[Dataset rows describing interfaces]
==================================================

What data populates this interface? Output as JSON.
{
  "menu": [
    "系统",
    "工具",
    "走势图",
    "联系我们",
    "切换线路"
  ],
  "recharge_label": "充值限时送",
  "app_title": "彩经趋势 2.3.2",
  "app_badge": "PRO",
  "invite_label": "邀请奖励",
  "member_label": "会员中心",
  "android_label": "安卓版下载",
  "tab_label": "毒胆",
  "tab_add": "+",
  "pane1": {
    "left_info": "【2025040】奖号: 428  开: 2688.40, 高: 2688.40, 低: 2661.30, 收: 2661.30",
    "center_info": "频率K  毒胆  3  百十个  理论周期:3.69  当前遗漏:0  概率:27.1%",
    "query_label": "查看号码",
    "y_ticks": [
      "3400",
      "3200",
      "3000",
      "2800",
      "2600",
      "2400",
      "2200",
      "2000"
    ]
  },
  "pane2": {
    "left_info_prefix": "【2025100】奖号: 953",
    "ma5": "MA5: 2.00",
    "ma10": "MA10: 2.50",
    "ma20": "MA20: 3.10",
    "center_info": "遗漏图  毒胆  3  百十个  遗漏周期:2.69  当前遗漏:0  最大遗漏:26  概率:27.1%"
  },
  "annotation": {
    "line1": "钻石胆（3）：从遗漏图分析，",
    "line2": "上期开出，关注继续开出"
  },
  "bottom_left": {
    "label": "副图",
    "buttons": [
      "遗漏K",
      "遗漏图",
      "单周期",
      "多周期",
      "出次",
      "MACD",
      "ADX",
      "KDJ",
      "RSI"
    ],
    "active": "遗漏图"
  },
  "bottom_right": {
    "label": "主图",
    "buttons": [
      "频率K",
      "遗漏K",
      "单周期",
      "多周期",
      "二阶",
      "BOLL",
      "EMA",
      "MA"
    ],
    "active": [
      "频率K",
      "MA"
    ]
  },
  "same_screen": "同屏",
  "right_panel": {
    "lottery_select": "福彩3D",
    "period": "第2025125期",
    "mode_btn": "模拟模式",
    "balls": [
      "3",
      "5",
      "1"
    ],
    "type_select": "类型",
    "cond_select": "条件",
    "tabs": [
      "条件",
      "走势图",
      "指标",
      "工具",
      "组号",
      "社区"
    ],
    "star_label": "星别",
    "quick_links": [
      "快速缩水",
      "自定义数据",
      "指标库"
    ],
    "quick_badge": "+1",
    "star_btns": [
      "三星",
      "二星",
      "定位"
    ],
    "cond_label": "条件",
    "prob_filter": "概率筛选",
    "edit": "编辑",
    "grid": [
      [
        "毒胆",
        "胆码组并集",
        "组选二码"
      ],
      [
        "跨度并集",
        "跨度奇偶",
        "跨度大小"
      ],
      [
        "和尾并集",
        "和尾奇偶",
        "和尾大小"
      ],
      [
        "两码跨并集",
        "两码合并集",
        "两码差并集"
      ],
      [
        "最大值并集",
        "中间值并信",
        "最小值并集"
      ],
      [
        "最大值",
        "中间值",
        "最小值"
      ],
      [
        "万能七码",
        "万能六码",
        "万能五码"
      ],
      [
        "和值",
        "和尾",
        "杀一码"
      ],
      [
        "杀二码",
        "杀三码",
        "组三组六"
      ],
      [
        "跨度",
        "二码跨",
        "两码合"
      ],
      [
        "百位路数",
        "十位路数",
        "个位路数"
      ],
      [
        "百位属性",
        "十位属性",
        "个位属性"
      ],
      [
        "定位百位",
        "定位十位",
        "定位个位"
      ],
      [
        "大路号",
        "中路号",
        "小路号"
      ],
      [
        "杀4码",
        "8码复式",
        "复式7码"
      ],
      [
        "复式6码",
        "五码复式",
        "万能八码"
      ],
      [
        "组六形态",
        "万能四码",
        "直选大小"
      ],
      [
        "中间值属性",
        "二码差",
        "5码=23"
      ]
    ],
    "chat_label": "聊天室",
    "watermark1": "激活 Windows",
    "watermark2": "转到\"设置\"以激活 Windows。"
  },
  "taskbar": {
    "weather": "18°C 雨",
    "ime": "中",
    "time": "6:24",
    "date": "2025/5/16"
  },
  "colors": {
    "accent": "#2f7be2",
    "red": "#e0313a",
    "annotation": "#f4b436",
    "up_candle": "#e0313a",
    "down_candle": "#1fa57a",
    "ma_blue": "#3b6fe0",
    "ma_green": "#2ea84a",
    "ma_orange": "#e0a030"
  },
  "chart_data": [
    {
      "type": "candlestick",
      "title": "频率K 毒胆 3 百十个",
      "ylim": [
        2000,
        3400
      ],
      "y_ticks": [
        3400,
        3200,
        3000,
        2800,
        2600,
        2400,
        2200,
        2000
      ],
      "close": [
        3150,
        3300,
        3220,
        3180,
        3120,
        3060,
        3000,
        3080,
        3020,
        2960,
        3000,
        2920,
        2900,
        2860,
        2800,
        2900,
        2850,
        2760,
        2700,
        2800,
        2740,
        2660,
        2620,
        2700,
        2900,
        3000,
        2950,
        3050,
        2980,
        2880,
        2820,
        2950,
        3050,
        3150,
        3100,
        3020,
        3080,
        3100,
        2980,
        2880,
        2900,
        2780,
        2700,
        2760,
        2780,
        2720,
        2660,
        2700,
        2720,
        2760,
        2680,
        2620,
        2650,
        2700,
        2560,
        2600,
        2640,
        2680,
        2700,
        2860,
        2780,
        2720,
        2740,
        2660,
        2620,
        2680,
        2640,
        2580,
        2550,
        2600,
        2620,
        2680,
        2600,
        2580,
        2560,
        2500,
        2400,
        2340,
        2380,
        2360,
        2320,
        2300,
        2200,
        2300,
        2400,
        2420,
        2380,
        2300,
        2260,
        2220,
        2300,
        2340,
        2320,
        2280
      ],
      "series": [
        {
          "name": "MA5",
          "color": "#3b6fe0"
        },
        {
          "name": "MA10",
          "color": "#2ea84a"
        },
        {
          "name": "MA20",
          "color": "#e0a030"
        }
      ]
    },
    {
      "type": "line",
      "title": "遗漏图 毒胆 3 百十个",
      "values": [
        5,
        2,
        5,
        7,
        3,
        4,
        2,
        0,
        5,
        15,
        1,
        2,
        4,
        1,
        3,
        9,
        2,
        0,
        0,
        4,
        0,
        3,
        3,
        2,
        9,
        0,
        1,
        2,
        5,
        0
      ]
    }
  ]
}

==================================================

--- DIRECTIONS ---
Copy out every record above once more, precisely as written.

--- SOLUTION ---
What data populates this interface? Output as JSON.
{
  "menu": [
    "系统",
    "工具",
    "走势图",
    "联系我们",
    "切换线路"
  ],
  "recharge_label": "充值限时送",
  "app_title": "彩经趋势 2.3.2",
  "app_badge": "PRO",
  "invite_label": "邀请奖励",
  "member_label": "会员中心",
  "android_label": "安卓版下载",
  "tab_label": "毒胆",
  "tab_add": "+",
  "pane1": {
    "left_info": "【2025040】奖号: 428  开: 2688.40, 高: 2688.40, 低: 2661.30, 收: 2661.30",
    "center_info": "频率K  毒胆  3  百十个  理论周期:3.69  当前遗漏:0  概率:27.1%",
    "query_label": "查看号码",
    "y_ticks": [
      "3400",
      "3200",
      "3000",
      "2800",
      "2600",
      "2400",
      "2200",
      "2000"
    ]
  },
  "pane2": {
    "left_info_prefix": "【2025100】奖号: 953",
    "ma5": "MA5: 2.00",
    "ma10": "MA10: 2.50",
    "ma20": "MA20: 3.10",
    "center_info": "遗漏图  毒胆  3  百十个  遗漏周期:2.69  当前遗漏:0  最大遗漏:26  概率:27.1%"
  },
  "annotation": {
    "line1": "钻石胆（3）：从遗漏图分析，",
    "line2": "上期开出，关注继续开出"
  },
  "bottom_left": {
    "label": "副图",
    "buttons": [
      "遗漏K",
      "遗漏图",
      "单周期",
      "多周期",
      "出次",
      "MACD",
      "ADX",
      "KDJ",
      "RSI"
    ],
    "active": "遗漏图"
  },
  "bottom_right": {
    "label": "主图",
    "buttons": [
      "频率K",
      "遗漏K",
      "单周期",
      "多周期",
      "二阶",
      "BOLL",
      "EMA",
      "MA"
    ],
    "active": [
      "频率K",
      "MA"
    ]
  },
  "same_screen": "同屏",
  "right_panel": {
    "lottery_select": "福彩3D",
    "period": "第2025125期",
    "mode_btn": "模拟模式",
    "balls": [
      "3",
      "5",
      "1"
    ],
    "type_select": "类型",
    "cond_select": "条件",
    "tabs": [
      "条件",
      "走势图",
      "指标",
      "工具",
      "组号",
      "社区"
    ],
    "star_label": "星别",
    "quick_links": [
      "快速缩水",
      "自定义数据",
      "指标库"
    ],
    "quick_badge": "+1",
    "star_btns": [
      "三星",
      "二星",
      "定位"
    ],
    "cond_label": "条件",
    "prob_filter": "概率筛选",
    "edit": "编辑",
    "grid": [
      [
        "毒胆",
        "胆码组并集",
        "组选二码"
      ],
      [
        "跨度并集",
        "跨度奇偶",
        "跨度大小"
      ],
      [
        "和尾并集",
        "和尾奇偶",
        "和尾大小"
      ],
      [
        "两码跨并集",
        "两码合并集",
        "两码差并集"
      ],
      [
        "最大值并集",
        "中间值并信",
        "最小值并集"
      ],
      [
        "最大值",
        "中间值",
        "最小值"
      ],
      [
        "万能七码",
        "万能六码",
        "万能五码"
      ],
      [
        "和值",
        "和尾",
        "杀一码"
      ],
      [
        "杀二码",
        "杀三码",
        "组三组六"
      ],
      [
        "跨度",
        "二码跨",
        "两码合"
      ],
      [
        "百位路数",
        "十位路数",
        "个位路数"
      ],
      [
        "百位属性",
        "十位属性",
        "个位属性"
      ],
      [
        "定位百位",
        "定位十位",
        "定位个位"
      ],
      [
        "大路号",
        "中路号",
        "小路号"
      ],
      [
        "杀4码",
        "8码复式",
        "复式7码"
      ],
      [
        "复式6码",
        "五码复式",
        "万能八码"
      ],
      [
        "组六形态",
        "万能四码",
        "直选大小"
      ],
      [
        "中间值属性",
        "二码差",
        "5码=23"
      ]
    ],
    "chat_label": "聊天室",
    "watermark1": "激活 Windows",
    "watermark2": "转到\"设置\"以激活 Windows。"
  },
  "taskbar": {
    "weather": "18°C 雨",
    "ime": "中",
    "time": "6:24",
    "date": "2025/5/16"
  },
  "colors": {
    "accent": "#2f7be2",
    "red": "#e0313a",
    "annotation": "#f4b436",
    "up_candle": "#e0313a",
    "down_candle": "#1fa57a",
    "ma_blue": "#3b6fe0",
    "ma_green": "#2ea84a",
    "ma_orange": "#e0a030"
  },
  "chart_data": [
    {
      "type": "candlestick",
      "title": "频率K 毒胆 3 百十个",
      "ylim": [
        2000,
        3400
      ],
      "y_ticks": [
        3400,
        3200,
        3000,
        2800,
        2600,
        2400,
        2200,
        2000
      ],
      "close": [
        3150,
        3300,
        3220,
        3180,
        3120,
        3060,
        3000,
        3080,
        3020,
        2960,
        3000,
        2920,
        2900,
        2860,
        2800,
        2900,
        2850,
        2760,
        2700,
        2800,
        2740,
        2660,
        2620,
        2700,
        2900,
        3000,
        2950,
        3050,
        2980,
        2880,
        2820,
        2950,
        3050,
        3150,
        3100,
        3020,
        3080,
        3100,
        2980,
        2880,
        2900,
        2780,
        2700,
        2760,
        2780,
        2720,
        2660,
        2700,
        2720,
        2760,
        2680,
        2620,
        2650,
        2700,
        2560,
        2600,
        2640,
        2680,
        2700,
        2860,
        2780,
        2720,
        2740,
        2660,
        2620,
        2680,
        2640,
        2580,
        2550,
        2600,
        2620,
        2680,
        2600,
        2580,
        2560,
        2500,
        2400,
        2340,
        2380,
        2360,
        2320,
        2300,
        2200,
        2300,
        2400,
        2420,
        2380,
        2300,
        2260,
        2220,
        2300,
        2340,
        2320,
        2280
      ],
      "series": [
        {
          "name": "MA5",
          "color": "#3b6fe0"
        },
        {
          "name": "MA10",
          "color": "#2ea84a"
        },
        {
          "name": "MA20",
          "color": "#e0a030"
        }
      ]
    },
    {
      "type": "line",
      "title": "遗漏图 毒胆 3 百十个",
      "values": [
        5,
        2,
        5,
        7,
        3,
        4,
        2,
        0,
        5,
        15,
        1,
        2,
        4,
        1,
        3,
        9,
        2,
        0,
        0,
        4,
        0,
        3,
        3,
        2,
        9,
        0,
        1,
        2,
        5,
        0
      ]
    }
  ]
}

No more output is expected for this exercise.